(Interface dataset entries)

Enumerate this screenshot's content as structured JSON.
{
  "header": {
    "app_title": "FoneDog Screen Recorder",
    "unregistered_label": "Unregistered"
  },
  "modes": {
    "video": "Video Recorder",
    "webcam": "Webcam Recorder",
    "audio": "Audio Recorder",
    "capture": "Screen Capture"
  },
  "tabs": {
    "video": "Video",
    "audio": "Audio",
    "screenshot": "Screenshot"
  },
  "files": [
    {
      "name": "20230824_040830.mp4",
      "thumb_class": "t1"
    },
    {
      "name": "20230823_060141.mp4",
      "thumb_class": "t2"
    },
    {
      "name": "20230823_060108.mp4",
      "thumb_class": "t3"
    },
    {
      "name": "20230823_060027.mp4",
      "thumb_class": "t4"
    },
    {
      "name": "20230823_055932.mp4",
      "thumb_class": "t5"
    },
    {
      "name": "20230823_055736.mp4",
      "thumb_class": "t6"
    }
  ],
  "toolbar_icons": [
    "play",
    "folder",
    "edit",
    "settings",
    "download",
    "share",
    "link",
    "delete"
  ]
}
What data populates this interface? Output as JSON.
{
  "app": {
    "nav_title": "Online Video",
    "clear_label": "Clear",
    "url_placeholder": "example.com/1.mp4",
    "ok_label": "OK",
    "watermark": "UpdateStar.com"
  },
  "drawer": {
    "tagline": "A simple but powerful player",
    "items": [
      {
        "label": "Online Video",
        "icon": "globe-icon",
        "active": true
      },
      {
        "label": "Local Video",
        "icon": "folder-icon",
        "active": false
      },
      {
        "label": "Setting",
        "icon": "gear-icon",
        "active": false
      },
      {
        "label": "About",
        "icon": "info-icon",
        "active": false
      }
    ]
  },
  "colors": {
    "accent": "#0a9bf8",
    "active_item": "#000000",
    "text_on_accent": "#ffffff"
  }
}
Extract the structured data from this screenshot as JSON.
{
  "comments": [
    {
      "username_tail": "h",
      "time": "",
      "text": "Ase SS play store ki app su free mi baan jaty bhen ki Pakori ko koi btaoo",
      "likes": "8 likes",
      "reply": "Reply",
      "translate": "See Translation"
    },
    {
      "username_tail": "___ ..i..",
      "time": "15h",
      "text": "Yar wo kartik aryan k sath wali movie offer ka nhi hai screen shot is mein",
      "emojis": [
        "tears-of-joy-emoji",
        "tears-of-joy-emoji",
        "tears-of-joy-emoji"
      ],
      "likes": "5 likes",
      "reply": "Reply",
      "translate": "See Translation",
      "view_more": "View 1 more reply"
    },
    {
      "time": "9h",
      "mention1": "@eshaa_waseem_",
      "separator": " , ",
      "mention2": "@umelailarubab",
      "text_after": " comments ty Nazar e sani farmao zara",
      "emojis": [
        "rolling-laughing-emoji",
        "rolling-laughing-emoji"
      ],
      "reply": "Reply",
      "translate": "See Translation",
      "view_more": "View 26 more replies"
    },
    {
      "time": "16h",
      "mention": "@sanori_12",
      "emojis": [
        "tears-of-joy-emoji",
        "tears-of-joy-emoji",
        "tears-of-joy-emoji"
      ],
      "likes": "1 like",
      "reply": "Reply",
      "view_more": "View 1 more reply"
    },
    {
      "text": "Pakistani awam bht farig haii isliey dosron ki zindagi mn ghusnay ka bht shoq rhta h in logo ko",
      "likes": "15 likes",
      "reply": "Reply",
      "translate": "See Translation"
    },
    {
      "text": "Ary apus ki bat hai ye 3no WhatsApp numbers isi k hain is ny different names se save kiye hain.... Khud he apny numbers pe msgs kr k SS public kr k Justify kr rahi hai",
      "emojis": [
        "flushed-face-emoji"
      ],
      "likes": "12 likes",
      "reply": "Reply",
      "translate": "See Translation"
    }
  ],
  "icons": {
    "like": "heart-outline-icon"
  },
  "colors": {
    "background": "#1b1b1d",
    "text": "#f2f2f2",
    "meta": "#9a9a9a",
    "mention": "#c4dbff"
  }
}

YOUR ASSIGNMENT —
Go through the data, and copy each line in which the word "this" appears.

TASK RESULT —
Enumerate this screenshot's content as structured JSON.
What data populates this interface? Output as JSON.
Extract the structured data from this screenshot as JSON.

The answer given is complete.